The General Antiparticle Spectrometer (GAPS) will carry out a sensitive dark matter search by measuring low-energy (E < 0.25 GeV/nucleon) cosmic ray antinuclei. The primary target are low-energy antideuterons that might be produced in the annihilation or decay of dark matter. At these energies the antideuteron intensity from secondary/tertiary interactions is expected to be several orders of magnitude lower with respect to those predicted by beyond the standard model theories. GAPS will also conduct a low-energy antihelium search and will provide the highest-statistics spectral measurement of antiproton at these energies. Combined, these observations will provide a powerful search for dark matter and for primordial black hole evaporation.
GAPS will use a novel particle identification method based on exotic atom formation and
decay with emission of pions, protons and atomic X-rays from a common annihilation vertex.
This detection technique will give GAPS the high rejection factors necessary for rare antinuclei searches.
The detector consists of a tracker, made up by ten planes of lithium-drifted silicon Si(Li) detectors, surrounded by a plastic scintillator

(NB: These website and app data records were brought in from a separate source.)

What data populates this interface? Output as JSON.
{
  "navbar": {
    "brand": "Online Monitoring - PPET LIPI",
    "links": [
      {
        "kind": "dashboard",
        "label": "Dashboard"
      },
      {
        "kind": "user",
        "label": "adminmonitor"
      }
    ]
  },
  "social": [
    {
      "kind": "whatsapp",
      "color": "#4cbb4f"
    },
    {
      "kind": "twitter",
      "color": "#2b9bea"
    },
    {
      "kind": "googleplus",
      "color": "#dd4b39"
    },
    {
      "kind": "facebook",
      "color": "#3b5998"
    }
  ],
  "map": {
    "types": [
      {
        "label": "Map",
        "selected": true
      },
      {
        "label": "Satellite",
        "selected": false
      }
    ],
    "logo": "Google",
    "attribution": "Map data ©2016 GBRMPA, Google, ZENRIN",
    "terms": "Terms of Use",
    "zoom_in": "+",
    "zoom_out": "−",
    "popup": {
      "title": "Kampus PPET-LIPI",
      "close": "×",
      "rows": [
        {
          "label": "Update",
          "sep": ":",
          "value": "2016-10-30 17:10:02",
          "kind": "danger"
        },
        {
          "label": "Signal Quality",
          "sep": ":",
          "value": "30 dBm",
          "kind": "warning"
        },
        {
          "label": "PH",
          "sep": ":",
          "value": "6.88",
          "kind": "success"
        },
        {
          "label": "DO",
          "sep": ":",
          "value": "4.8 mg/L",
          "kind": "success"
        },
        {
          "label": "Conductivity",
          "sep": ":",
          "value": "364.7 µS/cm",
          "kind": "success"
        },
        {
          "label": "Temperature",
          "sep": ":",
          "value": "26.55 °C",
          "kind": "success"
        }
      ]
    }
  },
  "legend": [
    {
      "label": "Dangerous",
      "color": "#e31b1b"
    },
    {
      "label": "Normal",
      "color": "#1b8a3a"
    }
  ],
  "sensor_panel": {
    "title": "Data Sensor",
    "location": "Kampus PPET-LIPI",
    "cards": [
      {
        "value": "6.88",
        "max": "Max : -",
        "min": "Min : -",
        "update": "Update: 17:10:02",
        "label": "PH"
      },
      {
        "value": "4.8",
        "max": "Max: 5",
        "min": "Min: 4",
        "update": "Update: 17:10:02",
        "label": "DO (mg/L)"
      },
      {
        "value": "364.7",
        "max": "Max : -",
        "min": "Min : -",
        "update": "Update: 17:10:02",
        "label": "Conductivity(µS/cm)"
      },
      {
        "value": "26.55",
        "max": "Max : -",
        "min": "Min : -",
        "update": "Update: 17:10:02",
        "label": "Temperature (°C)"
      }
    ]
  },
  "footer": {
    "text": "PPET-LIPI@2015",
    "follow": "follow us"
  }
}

The first of a series of a long-duration Antarctic balloon flight is expected for the austral summer of 2020 or 2021. This presentation covers the scientific motivation for the GAPS experiment, its design and its current status.